The Ninth Circuit today issued an opinion reinstating a lawsuit challenging the voting restrictions for Guam’s plebiscite on political status. Today’s decision reversed District Judge Tydingco-Gatewood’s decision in early 2013 dismissing the lawsuit on standing and ripeness grounds, and sent the case, brought by plaintiff Arnold Davis, who was represented by a Washington-based public interest law firm, the Center for Individual Rights, back to her for further proceedings.
Today’s 2-1 majority decision was by Ninth Circuit Judge, and former Chief Judge, Alex Kozinski. Kozinski wrote that Davis had standing because he alleged that the law governing registration and voting in the plebiscite “provides a benefit to a class of persons that it denies him.” The laws governing the plebiscite only permit those who meet the definition of “Native Inhabitants of Guam” to register and vote in the political status plebiscite, and Davis had alleged in his complaint that the definition of that term racially discriminated because it was designed to advantage a racial group, Chamorros. The Ninth Circuit held that that “alleged denial of equal treatment to Davis is . . . a judicially cognizable injury.”
The appeals court also rejected Guam’s argument that the plebiscite would be non-binding and that Davis accordingly lacked standing. It noted that Guam’s Commission on Decolonization was required to transmit the results to the President, Congress, and the United Nations, “thereby taking a public stance in favor of whatever outcome is favored by those voting in the plebiscite.”
Judge Kozinski’s opinion went on to hold that the lawsuit was ripe because Davis alleged that “he is unlawfully denied a right currently enjoyed by others: to help determine whether a plebiscite will be held.” Whether registration is “a right, a privilege, or a duty,” the Court held, “Guam must hew to federal constitutional criteria when determining who is eligible to register.”

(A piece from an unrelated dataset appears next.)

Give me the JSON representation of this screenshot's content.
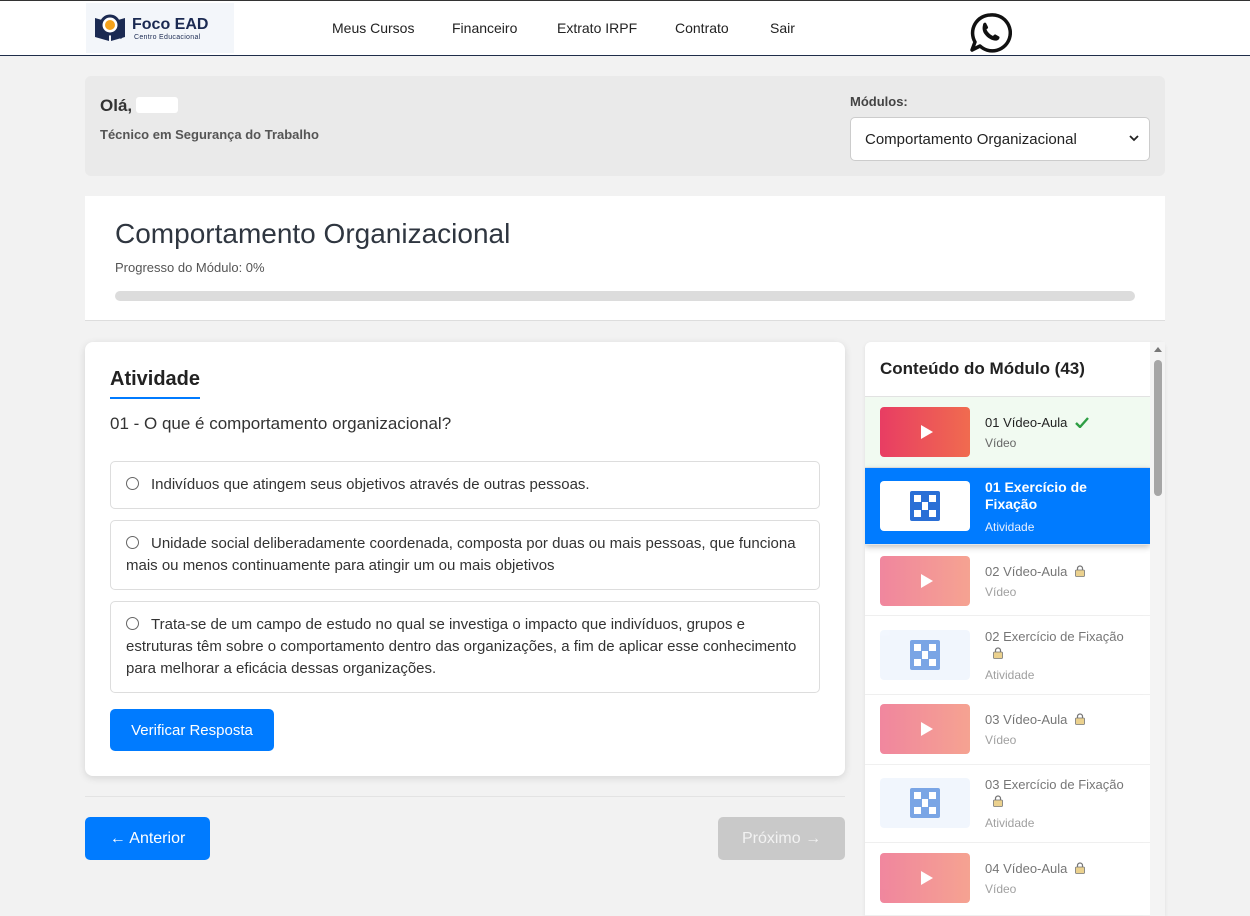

Davis was represented by CIR, election law expert and former Justice Department official Christian Adams, and the law firm of Gibson, Dunn & Crutcher LLP. Scott Martin, a partner at Gibson Dunn who argued the case for Davis, said: “We are pleased with the Ninth Circuit’s decision. The Court correctly recognized that Guam’s racially discriminatory plebiscite treats Mr. Davis as an unequal citizen, and therefore that he has standing to challenge the plebiscite’s constitutionality.” Michael Rosman, CIR’s General Counsel, said that Davis was looking forward to returning to the district court to prove that Guam’s restrictions were racial and invalid, and to vindicate the rights of Guam voters. “Guam law uses the same definition for Native Inhabitants of Guam and Native Chamorros. The registry in question was called the Chamorro Registry for years. I don’t think we’ll have much difficulty proving that there was a racial motivation to the restrictions on voting.”
Oral argument on the case was held at a special session of the Ninth Circuit in Hagatna on August 27, 2014, and, in a departure from normal procedure, the Court permitted video and audio recording of the argument.